Data records for software interfaces
= = = = = = =

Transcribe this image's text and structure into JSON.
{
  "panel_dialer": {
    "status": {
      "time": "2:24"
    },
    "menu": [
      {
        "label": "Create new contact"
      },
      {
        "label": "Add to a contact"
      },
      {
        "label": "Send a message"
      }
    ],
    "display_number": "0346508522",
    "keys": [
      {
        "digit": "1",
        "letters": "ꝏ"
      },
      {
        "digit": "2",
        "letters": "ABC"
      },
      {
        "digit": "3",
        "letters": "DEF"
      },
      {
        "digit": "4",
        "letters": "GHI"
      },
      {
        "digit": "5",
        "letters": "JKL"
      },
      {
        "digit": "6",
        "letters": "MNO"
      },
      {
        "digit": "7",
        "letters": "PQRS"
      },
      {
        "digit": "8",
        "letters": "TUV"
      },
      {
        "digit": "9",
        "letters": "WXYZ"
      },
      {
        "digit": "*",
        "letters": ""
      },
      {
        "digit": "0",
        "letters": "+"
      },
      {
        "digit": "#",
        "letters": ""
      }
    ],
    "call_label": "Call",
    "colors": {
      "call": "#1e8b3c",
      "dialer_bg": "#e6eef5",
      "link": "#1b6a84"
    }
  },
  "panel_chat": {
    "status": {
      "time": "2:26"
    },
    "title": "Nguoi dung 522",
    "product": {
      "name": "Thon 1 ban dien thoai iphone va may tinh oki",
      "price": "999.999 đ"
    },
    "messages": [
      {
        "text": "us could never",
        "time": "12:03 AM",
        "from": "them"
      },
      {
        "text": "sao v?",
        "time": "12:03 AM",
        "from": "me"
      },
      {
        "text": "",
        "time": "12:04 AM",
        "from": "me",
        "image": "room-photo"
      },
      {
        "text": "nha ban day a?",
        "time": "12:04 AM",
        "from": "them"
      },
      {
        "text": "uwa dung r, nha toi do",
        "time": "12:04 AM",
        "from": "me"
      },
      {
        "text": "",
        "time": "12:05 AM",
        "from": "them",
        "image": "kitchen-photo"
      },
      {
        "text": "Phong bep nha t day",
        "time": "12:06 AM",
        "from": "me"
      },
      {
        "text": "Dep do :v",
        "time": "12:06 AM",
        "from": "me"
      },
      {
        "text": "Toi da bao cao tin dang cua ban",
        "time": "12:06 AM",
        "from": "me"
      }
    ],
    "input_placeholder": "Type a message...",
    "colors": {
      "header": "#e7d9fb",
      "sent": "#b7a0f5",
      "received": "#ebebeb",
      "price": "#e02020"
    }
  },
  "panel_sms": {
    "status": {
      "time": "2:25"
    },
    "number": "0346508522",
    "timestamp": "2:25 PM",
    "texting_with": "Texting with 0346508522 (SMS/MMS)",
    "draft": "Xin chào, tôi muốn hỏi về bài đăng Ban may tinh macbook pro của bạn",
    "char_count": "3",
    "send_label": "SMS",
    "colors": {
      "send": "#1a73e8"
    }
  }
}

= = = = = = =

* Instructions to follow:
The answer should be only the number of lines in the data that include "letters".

* Solution for this task:
12